_Exercise requirements_
Copy the records below exactly.
---------- Dataset records
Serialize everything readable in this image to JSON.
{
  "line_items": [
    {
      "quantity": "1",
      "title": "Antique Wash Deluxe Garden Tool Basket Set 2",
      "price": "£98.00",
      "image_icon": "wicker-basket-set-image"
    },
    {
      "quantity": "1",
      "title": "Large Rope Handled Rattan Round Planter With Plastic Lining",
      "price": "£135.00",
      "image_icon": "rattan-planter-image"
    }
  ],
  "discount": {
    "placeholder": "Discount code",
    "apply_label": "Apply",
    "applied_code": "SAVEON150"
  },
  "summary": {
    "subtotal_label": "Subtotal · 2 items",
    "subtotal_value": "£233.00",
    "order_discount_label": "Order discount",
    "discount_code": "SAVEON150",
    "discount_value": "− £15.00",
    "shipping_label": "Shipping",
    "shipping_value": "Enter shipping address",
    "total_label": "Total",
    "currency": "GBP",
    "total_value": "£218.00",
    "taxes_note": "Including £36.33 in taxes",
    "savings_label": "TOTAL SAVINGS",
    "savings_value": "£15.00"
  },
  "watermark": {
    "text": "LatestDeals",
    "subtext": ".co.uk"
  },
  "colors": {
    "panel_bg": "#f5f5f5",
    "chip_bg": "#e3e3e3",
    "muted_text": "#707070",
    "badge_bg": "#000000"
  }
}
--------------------
_Written solution_
Serialize everything readable in this image to JSON.
{
  "line_items": [
    {
      "quantity": "1",
      "title": "Antique Wash Deluxe Garden Tool Basket Set 2",
      "price": "£98.00",
      "image_icon": "wicker-basket-set-image"
    },
    {
      "quantity": "1",
      "title": "Large Rope Handled Rattan Round Planter With Plastic Lining",
      "price": "£135.00",
      "image_icon": "rattan-planter-image"
    }
  ],
  "discount": {
    "placeholder": "Discount code",
    "apply_label": "Apply",
    "applied_code": "SAVEON150"
  },
  "summary": {
    "subtotal_label": "Subtotal · 2 items",
    "subtotal_value": "£233.00",
    "order_discount_label": "Order discount",
    "discount_code": "SAVEON150",
    "discount_value": "− £15.00",
    "shipping_label": "Shipping",
    "shipping_value": "Enter shipping address",
    "total_label": "Total",
    "currency": "GBP",
    "total_value": "£218.00",
    "taxes_note": "Including £36.33 in taxes",
    "savings_label": "TOTAL SAVINGS",
    "savings_value": "£15.00"
  },
  "watermark": {
    "text": "LatestDeals",
    "subtext": ".co.uk"
  },
  "colors": {
    "panel_bg": "#f5f5f5",
    "chip_bg": "#e3e3e3",
    "muted_text": "#707070",
    "badge_bg": "#000000"
  }
}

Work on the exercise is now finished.